Who doesn't love dog kisses? Well, yeah, not everyone does, I suppose, but you cannot deny that pet owners have a special bond with their fur-baby children. I have been discovering how my fur-babies are destroying my couch, but that is another topic for another day.
I realized that many conversations that I have as a friend, sister, daughter and professional center around basic food safety tips. I guess you could say I am passionate about educating people (remember me saying? "People don't know what they don't know.") on food safety. I like being the go to person in their life about food safety practices. But these conversations mean that there is a lot of confusing and incorrect information out there on basic food safety tips for the average person - and even more for the average pet owner.
So here is a top 10 list from me to you - dog lover to dog lover.
- Wash your hands often and before you handle any food
- Wash your hands between different foods (produce and meat, meat and meat, meat and produce, grains and meat, EVERYTHING) to prevent cross contamination.
- Wash your hands when you touch your face, blow your nose, smoke a cigarette, pet your dog, feed your dog, go to the bathroom, just handled the trash, shake someone's hand, have your hand kissed by the love of your life (pet or human), and any other time you might have had your hand near something that is dirty.
- Wash your produce thoroughly, but you do not need to wash meat per other food safety experts.
- Clean your prep area before and after prepping meals - use a cleanser that cleans and disinfects the surface and use a clean paper towel or clean washcloth to prevent cross contamination. (NO SPONGES ALLOWED).
- Clean your prep area between different food types (see #2).
- Wrap and store foods within 2 hours of cooking, preferably earlier. (We food safety people understand that you have visiting to do with those guests, but it's really important to put away products that could grow bacteria - it can start exponentially growing on your foods within 15 minutes of cooking!).
- Cooking temps: Poultry - 165°F; Beef & Game Meat - 160°F; Pork & Seafood - 145°F; Unpasteurized Dairy - 161°F. These temps are scientifically proven to kill bacteria that can make you sick. You can't see the bacteria, so how do you expect to see if it's dead? Thermometers tell you that. Here are some tips from the United States Department of Agriculture on proper use of a Kitchen Thermometer. And for a more thorough cooking temp guide, use Minnesota's well-organized guide.
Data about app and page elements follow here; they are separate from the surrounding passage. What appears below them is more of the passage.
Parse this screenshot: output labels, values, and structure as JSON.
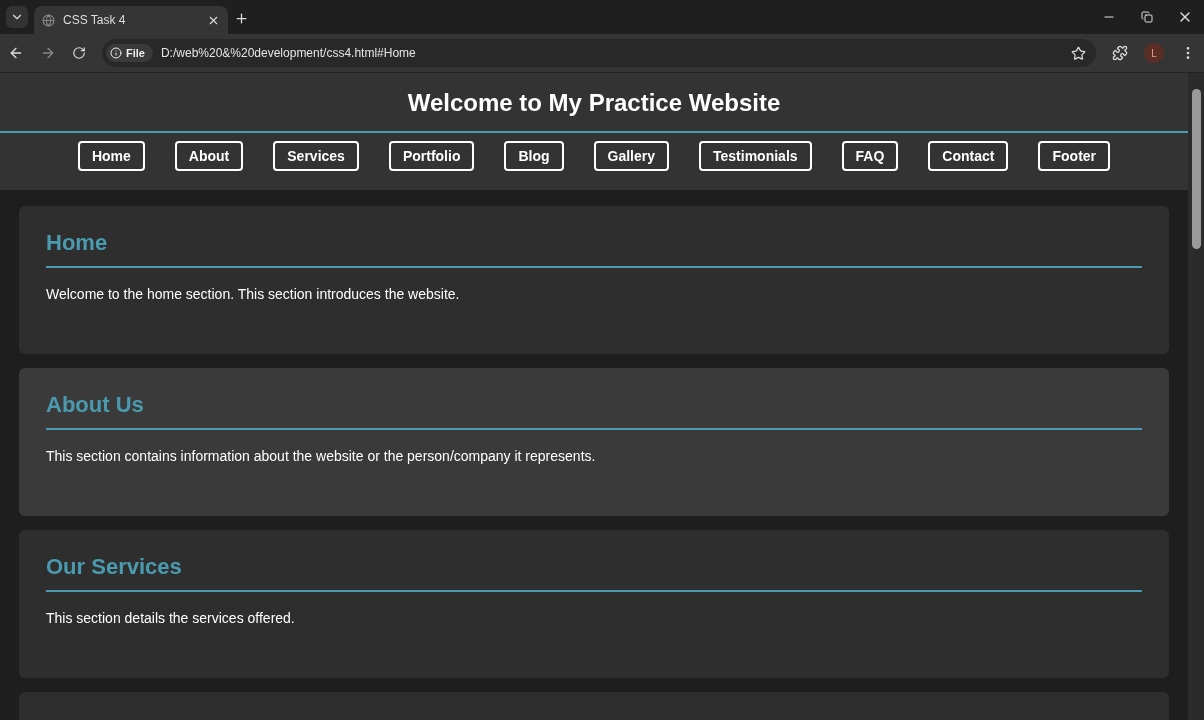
{
  "browser": {
    "tab_title": "CSS Task 4",
    "address_chip": "File",
    "url": "D:/web%20&%20development/css4.html#Home",
    "profile_initial": "L"
  },
  "header": {
    "title": "Welcome to My Practice Website"
  },
  "nav": [
    {
      "label": "Home"
    },
    {
      "label": "About"
    },
    {
      "label": "Services"
    },
    {
      "label": "Portfolio"
    },
    {
      "label": "Blog"
    },
    {
      "label": "Gallery"
    },
    {
      "label": "Testimonials"
    },
    {
      "label": "FAQ"
    },
    {
      "label": "Contact"
    },
    {
      "label": "Footer"
    }
  ],
  "sections": [
    {
      "heading": "Home",
      "text": "Welcome to the home section. This section introduces the website."
    },
    {
      "heading": "About Us",
      "text": "This section contains information about the website or the person/company it represents."
    },
    {
      "heading": "Our Services",
      "text": "This section details the services offered."
    }
  ]
}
- Keep warm foods warm and cold foods cold while serving. If it's meant to be warm, make sure it stays warm. Many food borne illness outbreaks of the past stemmed from improper holding temps of the foods. Leave it on the burner or in the crockpot - you don't have to have everything on the table.
- Allergen controls - if you make foods for any type of distribution, check your allergens. There are 8 big ones recognized in the U.S. and 16 in Canada. Tips to do this: keep your cooking prep area free of the allergens unless being used in a recipe, store them in separate areas of the pantry, separate areas of the fridge, separate containers, on the bottom shelves if they are in bags that could spill on top of something else....
- BONUS: Be an example to your kids how to properly handle foods. They are watching and learning your good and bad habits! And keep in mind, these same rules apply for your pets at home for their food - whether you cook it or not, allergens are allergens and unclean surfaces contain bacteria. Help keep your entire family safe!